Amazon’s Prime Now delivery option offers same day delivery. Currently, Amazon uses courier companies to make the deliveries. By adding everyday drivers to their service, Amazon is expanding its rapid delivery network. They will also use full-time drivers and bicycle riders.

Flex launched in Seattle first. Amazon plans to expand the service to major US cities in the future. However, it has not announced when it plans to expand.

News Source: GeekWire


 

VOCABULARY

Requirement
something that is needed or necessary

How to use "requirement"
We usually use "requirement" when referring to something that is needed before something else can be done or completed.

Example from the article 
People need to have those three characteristics (meet those requirements) before they can drive for Amazon Flex.

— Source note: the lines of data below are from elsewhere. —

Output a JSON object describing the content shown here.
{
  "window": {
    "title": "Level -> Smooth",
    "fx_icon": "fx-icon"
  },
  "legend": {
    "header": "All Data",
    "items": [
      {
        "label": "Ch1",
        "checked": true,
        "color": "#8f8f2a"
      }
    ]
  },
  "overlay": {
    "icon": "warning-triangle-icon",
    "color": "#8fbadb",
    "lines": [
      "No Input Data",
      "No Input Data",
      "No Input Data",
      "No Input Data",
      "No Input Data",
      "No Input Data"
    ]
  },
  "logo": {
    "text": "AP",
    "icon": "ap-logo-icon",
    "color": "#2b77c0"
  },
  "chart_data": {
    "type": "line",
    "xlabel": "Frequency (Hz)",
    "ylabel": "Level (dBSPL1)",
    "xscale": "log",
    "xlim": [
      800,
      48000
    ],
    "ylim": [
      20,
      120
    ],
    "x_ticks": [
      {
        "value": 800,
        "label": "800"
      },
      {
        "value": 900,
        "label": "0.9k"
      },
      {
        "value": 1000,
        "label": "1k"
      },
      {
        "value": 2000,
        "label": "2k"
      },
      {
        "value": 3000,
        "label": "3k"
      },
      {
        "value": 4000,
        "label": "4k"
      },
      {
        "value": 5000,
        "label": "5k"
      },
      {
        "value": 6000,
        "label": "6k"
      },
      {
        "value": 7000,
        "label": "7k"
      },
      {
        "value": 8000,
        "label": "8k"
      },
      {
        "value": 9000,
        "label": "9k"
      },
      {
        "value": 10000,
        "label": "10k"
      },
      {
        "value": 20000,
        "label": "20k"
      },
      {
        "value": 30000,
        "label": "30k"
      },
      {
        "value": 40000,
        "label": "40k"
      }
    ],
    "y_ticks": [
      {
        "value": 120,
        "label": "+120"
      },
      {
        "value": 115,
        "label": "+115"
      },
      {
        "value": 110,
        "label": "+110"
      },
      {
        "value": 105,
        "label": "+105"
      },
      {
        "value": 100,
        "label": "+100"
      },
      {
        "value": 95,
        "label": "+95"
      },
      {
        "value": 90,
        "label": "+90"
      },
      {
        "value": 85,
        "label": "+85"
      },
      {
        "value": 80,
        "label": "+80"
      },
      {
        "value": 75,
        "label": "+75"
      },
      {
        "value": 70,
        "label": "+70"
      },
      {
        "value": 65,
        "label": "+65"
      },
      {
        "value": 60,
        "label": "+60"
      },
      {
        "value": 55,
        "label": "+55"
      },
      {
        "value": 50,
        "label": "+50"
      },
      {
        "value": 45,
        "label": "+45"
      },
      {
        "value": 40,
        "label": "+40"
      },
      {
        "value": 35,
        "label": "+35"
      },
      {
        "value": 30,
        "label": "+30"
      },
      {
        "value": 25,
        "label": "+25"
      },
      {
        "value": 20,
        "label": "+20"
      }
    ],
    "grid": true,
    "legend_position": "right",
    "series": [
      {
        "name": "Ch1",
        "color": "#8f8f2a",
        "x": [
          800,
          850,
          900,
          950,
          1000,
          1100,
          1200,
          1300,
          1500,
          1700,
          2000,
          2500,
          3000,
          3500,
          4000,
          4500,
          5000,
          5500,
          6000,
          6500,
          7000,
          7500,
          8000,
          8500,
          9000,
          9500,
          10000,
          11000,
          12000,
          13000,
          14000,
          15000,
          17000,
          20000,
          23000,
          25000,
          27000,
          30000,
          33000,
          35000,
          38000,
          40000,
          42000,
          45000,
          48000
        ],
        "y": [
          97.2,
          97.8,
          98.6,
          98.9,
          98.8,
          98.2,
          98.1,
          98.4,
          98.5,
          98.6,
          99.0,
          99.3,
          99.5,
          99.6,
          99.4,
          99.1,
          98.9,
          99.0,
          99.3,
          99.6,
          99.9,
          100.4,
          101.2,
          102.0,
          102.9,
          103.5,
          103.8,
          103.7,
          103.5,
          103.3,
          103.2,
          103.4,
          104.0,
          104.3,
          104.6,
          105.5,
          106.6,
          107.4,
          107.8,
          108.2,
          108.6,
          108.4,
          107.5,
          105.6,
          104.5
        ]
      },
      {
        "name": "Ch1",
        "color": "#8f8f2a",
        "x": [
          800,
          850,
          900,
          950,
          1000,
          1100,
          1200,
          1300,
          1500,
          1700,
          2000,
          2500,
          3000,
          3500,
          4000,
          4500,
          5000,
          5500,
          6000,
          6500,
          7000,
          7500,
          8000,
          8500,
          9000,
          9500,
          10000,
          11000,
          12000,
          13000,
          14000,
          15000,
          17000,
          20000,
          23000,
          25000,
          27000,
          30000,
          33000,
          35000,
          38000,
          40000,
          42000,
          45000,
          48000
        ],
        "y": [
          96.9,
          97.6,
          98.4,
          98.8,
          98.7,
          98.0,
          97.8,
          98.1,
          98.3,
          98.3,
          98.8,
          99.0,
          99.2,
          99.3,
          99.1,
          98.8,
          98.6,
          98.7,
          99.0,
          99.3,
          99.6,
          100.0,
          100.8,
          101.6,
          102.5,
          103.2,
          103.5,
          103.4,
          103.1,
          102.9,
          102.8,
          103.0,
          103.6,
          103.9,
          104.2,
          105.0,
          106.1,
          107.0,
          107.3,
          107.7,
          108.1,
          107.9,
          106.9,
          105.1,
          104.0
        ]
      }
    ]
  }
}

Another example
The library requires everyone to pay their outstanding fines before checking out new books.

Currently
right now

How to use "currently"
We usually use "currently" when referring to something that is happening now.

Example from the article 
Right now, Amazon is using a different kind of system to deliver their packages.

Another example
John is currently using a PC, but he's going to switch to a MAC soon.

Network
a group of things or people that are connected

How to use "network"
"Network" can be used in many different situations, especially when describing some sort of system involving many parts. 

Example from the article 
Here network refers to all the parts of the system which they have in place for making fast deliveries.

Another example
Pedro has a very large professional network

Claim
to make a statement about something

How to use "claim"
We usually use "claim" when a statement hasn't been shown to be true yet. It doesn't mean the statement is a lie; it just means that it hasn't been proven yet.

Example from the article 
We don't know if Flex drivers will really be able to make $18-$25 per hour, but that is what Amazon is saying is true.

Another example
Edward claims to be the best student in his class. We'll find out if it's true when the teacher gives him his grades.

Courier
someone who delivers things (letters, packages, etc.)

How to use "courier"
We use "courier" when we talk about a person whose job it is to deliver things to.

Example from the article 
The courier company is simply a company that Amazon uses to make their deliveries.

Another example
I'm sending my letter through the University's courier service.

Launch
to start something

How to use "launch"
We use "launch" when we talk about a new thing starting or being set in motion. When new products, services or companies start, we say that they are launched.

Example from the article 
Flex started in Seattle - since it's a brand new service, we say that it was launched in Seattle. 

Another example
Everyone was very excited that the new iPhone 6 would be launched sooner than they thought.